Professionalism in Sport

Professionalism in Sport

Sports have professionals all over the world. Men who have become proficient in certain games or sports have used their talent as an ostensible means of earning a livelihood. Since sports have got a large spectacular appeal, people are naturally willing to pay for witnessing the exhibition of skill or strength that the sportsman has acquired. The boxer, the wrestler, the cricketer, the footballer certainly have as much right to earn a livelihood by displaying their particular talent as the dancer or the actor may have.

There is nothing inherently wrong with this. All men are not constituted in the same way. Surely a man has as much right to make a living by his brawn as he has by his brains. Professional sportsmen spend much time and labor to acquire proficiency just as members of any other profession do. Hence it is quite legitimate if they try to use their skill to earn a profit. They do not exploit anybody for this purpose. Nor do they sin against the moral sense of mankind.
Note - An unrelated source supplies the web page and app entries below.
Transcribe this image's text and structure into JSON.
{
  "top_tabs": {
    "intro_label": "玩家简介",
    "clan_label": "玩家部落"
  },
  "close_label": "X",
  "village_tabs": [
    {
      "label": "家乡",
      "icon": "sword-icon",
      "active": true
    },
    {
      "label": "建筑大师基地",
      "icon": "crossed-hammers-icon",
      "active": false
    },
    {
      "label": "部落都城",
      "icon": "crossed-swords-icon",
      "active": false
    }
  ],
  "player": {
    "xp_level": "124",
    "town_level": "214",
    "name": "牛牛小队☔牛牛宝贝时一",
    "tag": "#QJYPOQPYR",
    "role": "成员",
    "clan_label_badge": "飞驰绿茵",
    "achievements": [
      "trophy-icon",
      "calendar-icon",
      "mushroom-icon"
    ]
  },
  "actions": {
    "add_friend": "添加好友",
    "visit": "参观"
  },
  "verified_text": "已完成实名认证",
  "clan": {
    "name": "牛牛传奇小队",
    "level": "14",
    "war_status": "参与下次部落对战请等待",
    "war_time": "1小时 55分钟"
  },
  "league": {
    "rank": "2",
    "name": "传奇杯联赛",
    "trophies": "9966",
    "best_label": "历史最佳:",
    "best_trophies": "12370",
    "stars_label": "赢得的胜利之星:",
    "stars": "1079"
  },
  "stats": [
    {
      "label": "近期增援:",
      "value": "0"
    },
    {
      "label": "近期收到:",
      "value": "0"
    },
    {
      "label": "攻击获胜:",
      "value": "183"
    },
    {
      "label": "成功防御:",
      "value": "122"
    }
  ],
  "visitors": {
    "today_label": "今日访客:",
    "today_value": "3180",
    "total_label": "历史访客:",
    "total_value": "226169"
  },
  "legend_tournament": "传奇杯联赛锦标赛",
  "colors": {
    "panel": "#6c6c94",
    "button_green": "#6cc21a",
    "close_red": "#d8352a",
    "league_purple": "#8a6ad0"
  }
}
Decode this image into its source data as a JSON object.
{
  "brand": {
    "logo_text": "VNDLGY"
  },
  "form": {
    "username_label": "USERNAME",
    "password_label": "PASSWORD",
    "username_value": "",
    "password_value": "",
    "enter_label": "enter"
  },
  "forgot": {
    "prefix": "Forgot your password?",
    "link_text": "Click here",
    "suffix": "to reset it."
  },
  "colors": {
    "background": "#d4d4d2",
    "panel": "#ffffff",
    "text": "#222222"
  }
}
Their income is legitimately earned. People pay willingly and gladly for the joy that they give the recreation that they provide. They have the better right to their earnings than those who use their opportunities for enjoying an unearned profit.

If that be so, why is the professional sportsman looked upon with disfavor in certain quarters? To some extent, it is the result of a sort of snobbery on the part of intellectual and social highbrows.

Being non-intellectual they are relegated to an inferior category. The amateur sportsman is accounted superior because he is rich enough to afford not to put his talents to earn a livelihood. These prejudices, of course, are now dying out. There was a time when professional cricketers inland were allotted separate tents. This was chiefly because they came from a ‘lower’ social class and were not accounted fit to hob-nob with ‘gentlemen’. It was Indian prince Ranjitsingji-‘Ranji’ to the world-who put an end to his meaningless snobbery. Today in the west, professional sportsmen are paid high fees in order to add to the prestige of clubs and to earn gate money for the promoters. The conferring of a knighthood on the English football professional Stanly Matthews has removed the last stigma on professionalism as such. This has brought them a higher social status.

The only valid argument against professionalism in sports is that the profession is non-productive. It creates no tangible good. But that is a wrong kind of materialistic approach. After all to create joy and happiness are as much of social good as any marketable commodity. After a day’s hard work in an office and factory, it is good to fill the galleries of a stadium and witness exhibitions of strength and skill. Who will deny the social utility of these recreations? The professional sportsman really stands on the same level as the professional musician.

Thus viewed without prejudice there is really nothing to be said against open professionalism in sports. But there are certain offshoots that deserve to be condemned. Many sportsmen are driven to practice professionalism in secret because clubs have to maintain amateur status. This creates underhand practices. If professionalism was recognized openly, this sort of practice would cease to exist. Whatever is driven underground is bad. Amateurism is not to be condemned, but it should not be given a superior status. In India, officially we do not recognize professionalism in any sports, except perhaps in wrestling. This gives rise to many cases of abuse. It drives professional underground.

Furthermore, those who are parasites of sports-the book-maker for example, -or that dubious figure, the ‘promoter’ – are the real villains in the world of sports. They earn an undeserved middleman’s profit. They have to be ruthlessly eliminated. The Olympics or Wimbledon do not recognize the professional sportsmen or players; that is their affair. But there is one class of so-called sports that not one should countenance; they are men who promote betting and make money out of the spirit of gambling that a capitalistic society encourages. Finally, sports that are brutal-like boxing or bull-fighting-should be stamped out, and no man should be allowed to risk his life or his limbs in order to afford sadistic pleasure to morbid-minded men and women.